World Cup-winning All Blacks captain Richie McCaw confirmed on Thursday that he is hanging up his boots.
The 34-year-old has drawn the curtain on his stunning international career which started in Dublin 14 years ago, almost to the day, and ended in London last month when he hoisted the Webb Ellis Cup aloft for the second time.
McCaw announced his decision at a media conference at the New Zealand Rugby offices in Wellington.
'I'm hanging up my boots having accomplished everything I could have ever dreamed about in the game. Knowing that I was able to end my career by helping the All Blacks win the Rugby World Cup Final is a hugely satisfying feeling,' he said.
'Professional rugby has been great to me. It's allowed me to pursue my passion, to be involved with great people, hopefully make those close to me proud and travel the world. I've had some wonderful experiences for which I'm very grateful and I'd like to thank New Zealand Rugby for the opportunities they have given me.
'The support and encouragement from my family and friends has been huge throughout my career and I want to thank them. Mum and Dad haven't missed many of my games and I thank them, Gemma and the rest of my family for everything they have done.
'I've also been really fortunate to have had some great coaches and played with some outstanding players over the years, from my teenage years through to Canterbury, the Crusaders and the All Blacks. I'd like to thank them too for all they have done for me throughout my career.
'I'd also like to thank the fans who have supported me, both here and overseas. Your unwavering and passionate support for myself and the other players has always given us a huge lift, wherever we have played. We play the game to make you proud and I hope I have managed to do that over the years.'
McCaw said he would now be concentrating on his business, personal sponsorship and charity interests.
'I am heavily involved in the Christchurch Helicopters company, they are great people and I'm excited about the opportunities there. Aviation is something I'm passionate about, I'm going to carry on flying and work towards getting my commercial pilot licence.
'The iSport Foundation charity, which I set up with Dan Carter and Ali Williams, also gives us the opportunity to help talented teenagers reach their potential in their chosen sport, which is a cool way for us to give back.
'I'm now really excited about starting the next chapter of my life. I'm looking forward to the future and what it may hold.'

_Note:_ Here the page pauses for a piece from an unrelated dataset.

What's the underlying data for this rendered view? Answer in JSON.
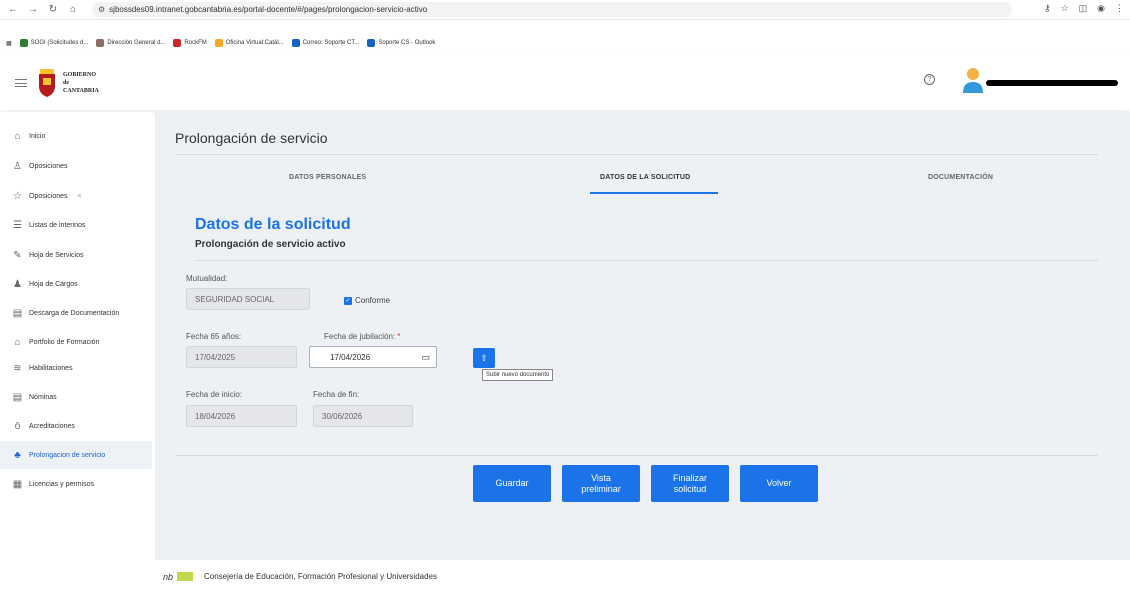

All Blacks coach Steve Hansen added: 'On behalf of the All Blacks, we want to congratulate Richie on everything he has achieved in his career. All this success couldn't have happened to a better bloke and we wish him all the very best for the future.

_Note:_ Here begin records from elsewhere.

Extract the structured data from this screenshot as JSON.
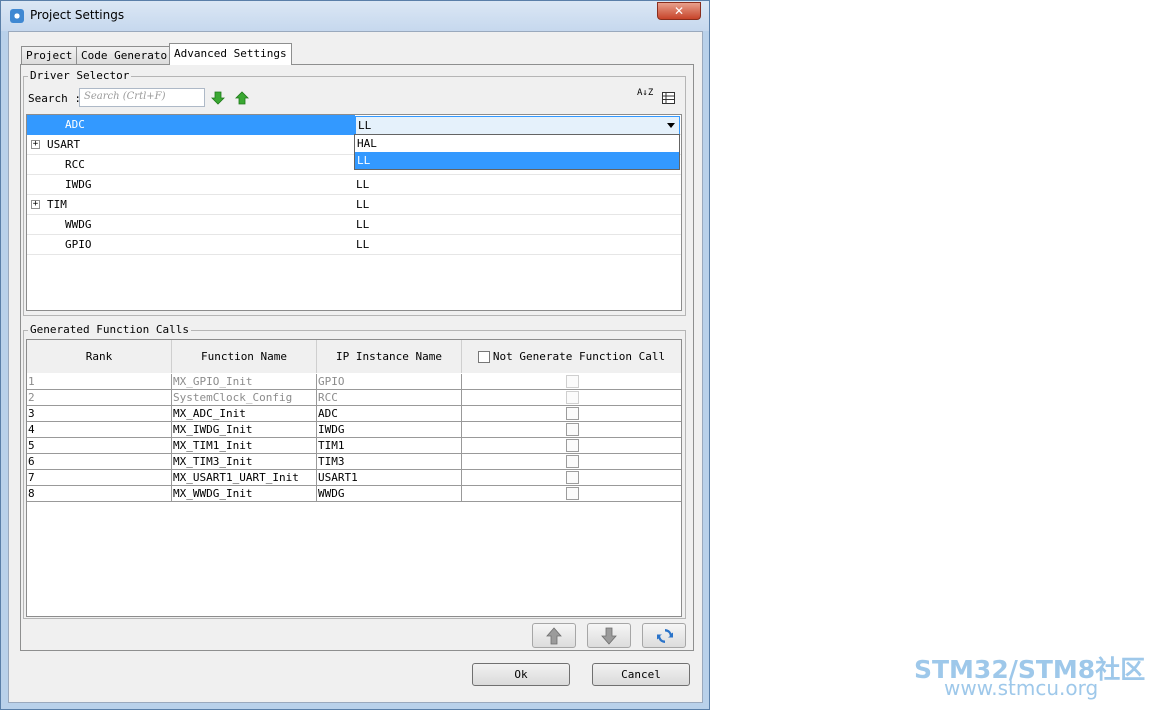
{
  "window": {
    "title": "Project Settings",
    "close_label": "✕"
  },
  "tabs": [
    {
      "label": "Project",
      "active": false
    },
    {
      "label": "Code Generator",
      "active": false
    },
    {
      "label": "Advanced Settings",
      "active": true
    }
  ],
  "driver_selector": {
    "legend": "Driver Selector",
    "search_label": "Search :",
    "search_placeholder": "Search (Crtl+F)",
    "rows": [
      {
        "name": "ADC",
        "value": "LL",
        "expandable": false,
        "selected": true
      },
      {
        "name": "USART",
        "value": "",
        "expandable": true,
        "selected": false
      },
      {
        "name": "RCC",
        "value": "",
        "expandable": false,
        "selected": false
      },
      {
        "name": "IWDG",
        "value": "LL",
        "expandable": false,
        "selected": false
      },
      {
        "name": "TIM",
        "value": "LL",
        "expandable": true,
        "selected": false
      },
      {
        "name": "WWDG",
        "value": "LL",
        "expandable": false,
        "selected": false
      },
      {
        "name": "GPIO",
        "value": "LL",
        "expandable": false,
        "selected": false
      }
    ],
    "dropdown_options": [
      "HAL",
      "LL"
    ],
    "dropdown_selected": "LL",
    "expand_glyph": "+",
    "sort_glyph": "A↓Z"
  },
  "function_calls": {
    "legend": "Generated Function Calls",
    "columns": [
      "Rank",
      "Function Name",
      "IP Instance Name",
      "Not Generate Function Call"
    ],
    "rows": [
      {
        "rank": "1",
        "function": "MX_GPIO_Init",
        "instance": "GPIO",
        "disabled": true
      },
      {
        "rank": "2",
        "function": "SystemClock_Config",
        "instance": "RCC",
        "disabled": true
      },
      {
        "rank": "3",
        "function": "MX_ADC_Init",
        "instance": "ADC",
        "disabled": false
      },
      {
        "rank": "4",
        "function": "MX_IWDG_Init",
        "instance": "IWDG",
        "disabled": false
      },
      {
        "rank": "5",
        "function": "MX_TIM1_Init",
        "instance": "TIM1",
        "disabled": false
      },
      {
        "rank": "6",
        "function": "MX_TIM3_Init",
        "instance": "TIM3",
        "disabled": false
      },
      {
        "rank": "7",
        "function": "MX_USART1_UART_Init",
        "instance": "USART1",
        "disabled": false
      },
      {
        "rank": "8",
        "function": "MX_WWDG_Init",
        "instance": "WWDG",
        "disabled": false
      }
    ]
  },
  "buttons": {
    "ok": "Ok",
    "cancel": "Cancel"
  },
  "watermark": {
    "line1": "STM32/STM8社区",
    "line2": "www.stmcu.org"
  },
  "colors": {
    "selection": "#3399ff",
    "green_arrow": "#3aa832",
    "refresh_blue": "#2a73c9"
  }
}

'In my opinion, he will go down not only as the greatest All Black of all time, but the greatest captain we have ever had and possibly the greatest player to have ever played the game in the modern era.
'To play 148 Tests is something to be marvelled at on its own, particularly with the physical demands of the position he plays. But the more impressive thing about those 148 games is the quality of the performances he produced. Having been involved in the majority of those Test matches, I can't recall him ever playing a bad game.
'His ability as a leader will be something he will be remembered for. Leadership doesn't come to anyone naturally, it's a learned skill. After the adversity of 2007 and the criticism that came with that, Richie's mental toughness and desire to improve really shone through. It's those qualities that have made him, in my view, the greatest leader of the All Blacks of all time.
'He's been an inspiration to us all. Not only has he enhanced the jersey during his time, but he has left a lasting legacy that will be talked about by many people long after we're all gone. It's been an absolute pleasure to have shared the road with him.'
Photo: Hagen Hopkins/Getty Images